**The records**
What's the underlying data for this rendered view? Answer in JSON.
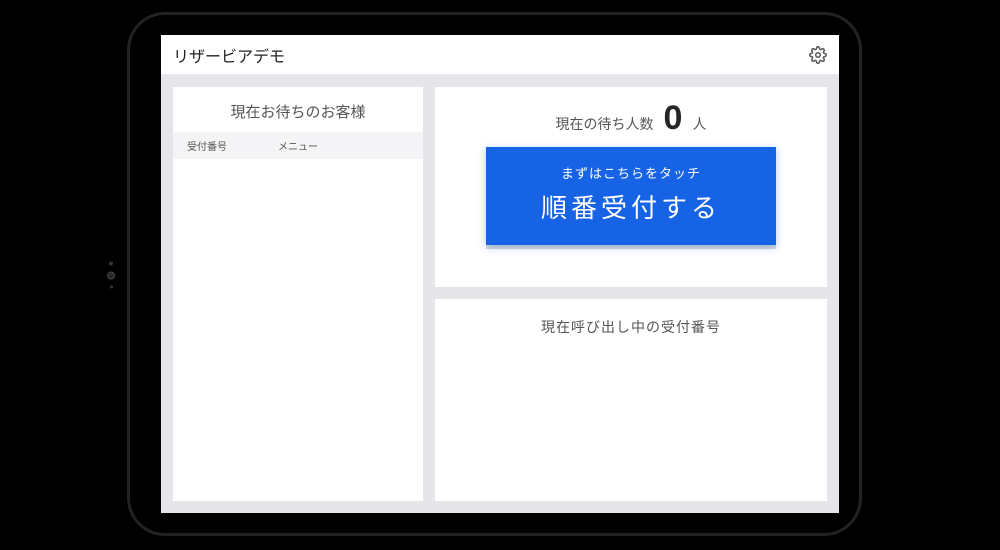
{
  "header": {
    "title": "リザービアデモ"
  },
  "waiting": {
    "title": "現在お待ちのお客様",
    "columns": {
      "number": "受付番号",
      "menu": "メニュー"
    }
  },
  "counter": {
    "label": "現在の待ち人数",
    "value": "0",
    "unit": "人"
  },
  "cta": {
    "hint": "まずはこちらをタッチ",
    "main": "順番受付する"
  },
  "calling": {
    "title": "現在呼び出し中の受付番号"
  }
}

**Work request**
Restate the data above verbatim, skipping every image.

**Exercise answer**
What's the underlying data for this rendered view? Answer in JSON.
{
  "header": {
    "title": "リザービアデモ"
  },
  "waiting": {
    "title": "現在お待ちのお客様",
    "columns": {
      "number": "受付番号",
      "menu": "メニュー"
    }
  },
  "counter": {
    "label": "現在の待ち人数",
    "value": "0",
    "unit": "人"
  },
  "cta": {
    "hint": "まずはこちらをタッチ",
    "main": "順番受付する"
  },
  "calling": {
    "title": "現在呼び出し中の受付番号"
  }
}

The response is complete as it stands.